Most college football seasons have their version of the "Game of the Century", but 1993 was different. This was the nouveau riche of college football against its most storied brand. This was a clash of cultures, belief, weather. This was simply bigger than the rest.

Taking notice of all of this was a 14-year-old cable sports network called ESPN, whose Saturday morning College GameDay pregame show, in its seventh season, had begun to become to college football fans what CBS' The NFL Today was to pro fans. 

Chris Fowler, 31 years old, was what Brent Musburger was to The NFL Today—the pilot. Former SMU star Craig James was the former player, a la Irv Cross. Longtime coach Lee Corso played the crazy uncle, much like Jimmy The Greek. The show was just seven years old, so eventually matching the success of The NFL Today seemed attainable.

But college football was different from pro football. It was more than just what went on between the white lines. It was picturesque campuses flooded with students, fans and alumni. It was cheerleaders. It was tailgating. Sundays were games, but Saturdays were events.

Those at ESPN understood that and chose to use the showdown in South Bend as the launching point of what has become a 20-year tradition: GameDay road shows. The show had been to a few bowl games before, but never to a regular-season game on a college campus.
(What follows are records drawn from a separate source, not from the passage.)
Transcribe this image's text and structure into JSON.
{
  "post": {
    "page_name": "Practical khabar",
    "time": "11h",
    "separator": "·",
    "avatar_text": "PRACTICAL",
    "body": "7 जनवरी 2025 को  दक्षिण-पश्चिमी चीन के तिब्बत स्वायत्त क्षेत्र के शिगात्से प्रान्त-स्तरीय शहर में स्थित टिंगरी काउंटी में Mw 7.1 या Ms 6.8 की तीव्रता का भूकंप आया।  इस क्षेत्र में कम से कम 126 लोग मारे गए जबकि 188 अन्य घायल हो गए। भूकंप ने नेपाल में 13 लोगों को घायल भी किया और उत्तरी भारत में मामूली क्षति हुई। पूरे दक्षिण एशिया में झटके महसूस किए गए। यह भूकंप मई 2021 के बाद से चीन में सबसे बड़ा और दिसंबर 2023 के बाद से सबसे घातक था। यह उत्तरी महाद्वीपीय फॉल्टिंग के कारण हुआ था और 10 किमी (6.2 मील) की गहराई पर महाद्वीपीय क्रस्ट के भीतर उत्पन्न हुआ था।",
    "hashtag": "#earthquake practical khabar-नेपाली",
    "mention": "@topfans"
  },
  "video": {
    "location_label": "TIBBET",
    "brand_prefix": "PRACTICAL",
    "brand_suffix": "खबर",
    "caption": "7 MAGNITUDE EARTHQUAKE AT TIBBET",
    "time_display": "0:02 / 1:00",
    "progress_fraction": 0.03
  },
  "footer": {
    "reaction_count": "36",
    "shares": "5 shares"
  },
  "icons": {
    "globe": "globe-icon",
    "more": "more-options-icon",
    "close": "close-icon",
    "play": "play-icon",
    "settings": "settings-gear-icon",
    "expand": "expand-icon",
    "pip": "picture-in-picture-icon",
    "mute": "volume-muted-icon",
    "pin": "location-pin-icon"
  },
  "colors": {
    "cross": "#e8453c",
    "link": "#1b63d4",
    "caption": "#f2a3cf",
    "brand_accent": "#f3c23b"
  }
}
GameDay at the time wasn't the three-hour marathon that it is today. In 1993, it was a one-hour show running from 11:30 a.m. until 12:30 p.m. Not having yet become the Saturday morning institution that it is today, there was no need to plan for droves of fans to attend, so the set was placed inside Notre Dame's Joyce Center, the basketball arena located right beside Notre Dame Stadium. A few hundred people lined the corridors of the Joyce Center to witness a landmark moment in sports television history.

Corso made his first ever "headgear" prediction at the close of the show, donning a Florida State hat and calling for his alma mater to defeat Notre Dame, 31-30, the same score by which the Irish had defeated No. 1 Miami five years earlier en route to the national title.

ESPN wasn't the only television network to recognize and capitalize on the enormity of the Seminoles-Irish clash. NBC, which was in its third year broadcasting all Notre Dame home games, produced this Bob Costas-narrated introduction for its telecast (Warning: You'll have goosebumps). You'd be hard pressed to find a more moving introduction to a sporting event—certainly not in today's era, in which rapper Eminem now leads us in to the marquee game each week.

The game itself? It lived up to the hype. The six-point favorite Seminoles struck first, as Ward found Kevin Knox for a 12-yard touchdown. The second quarter belonged to the home team, as the Irish ran off 21 straight points on three rushing touchdowns to take a 14-point lead into the locker room.

Florida State fought back in the second half, cutting a three-score deficit to a single touchdown on a pass from Ward to Warrick Dunn. Notre Dame answered, as two-way star Jeff Burris put the Irish up 31-17 with Notre Dame's fourth rushing touchdown midway through the final quarter.

Ward had some magic left, again closing the Seminoles to within seven with just over two minutes to play. A quick stop and a partially blocked punt gave Florida State one last chance, but the 'Noles found themselves needing 14 yards with time remaining for just one play.

Rolling left, Ward's final heave was knocked down by Shawn Wooden. Notre Dame 31, Florida State 24. Notre Dame Stadium reached a level of pandemonium that it hadn't seen since that famous victory over Miami in the "Catholics vs. Convicts" game in 1988. 

While a loss to Boston College a week later would cost Notre Dame the national title, the events of that Saturday remain a treasure chest of memories for Irish fans. They also were the start of a love affair for all college football fans with a simple pregame show.

As different as their 2013 seasons have been, Florida State and Notre Dame will be forever intertwined by a perfect storm of circumstances that made Nov. 13, 1993, a day that won't soon be forgotten in the annals of college football.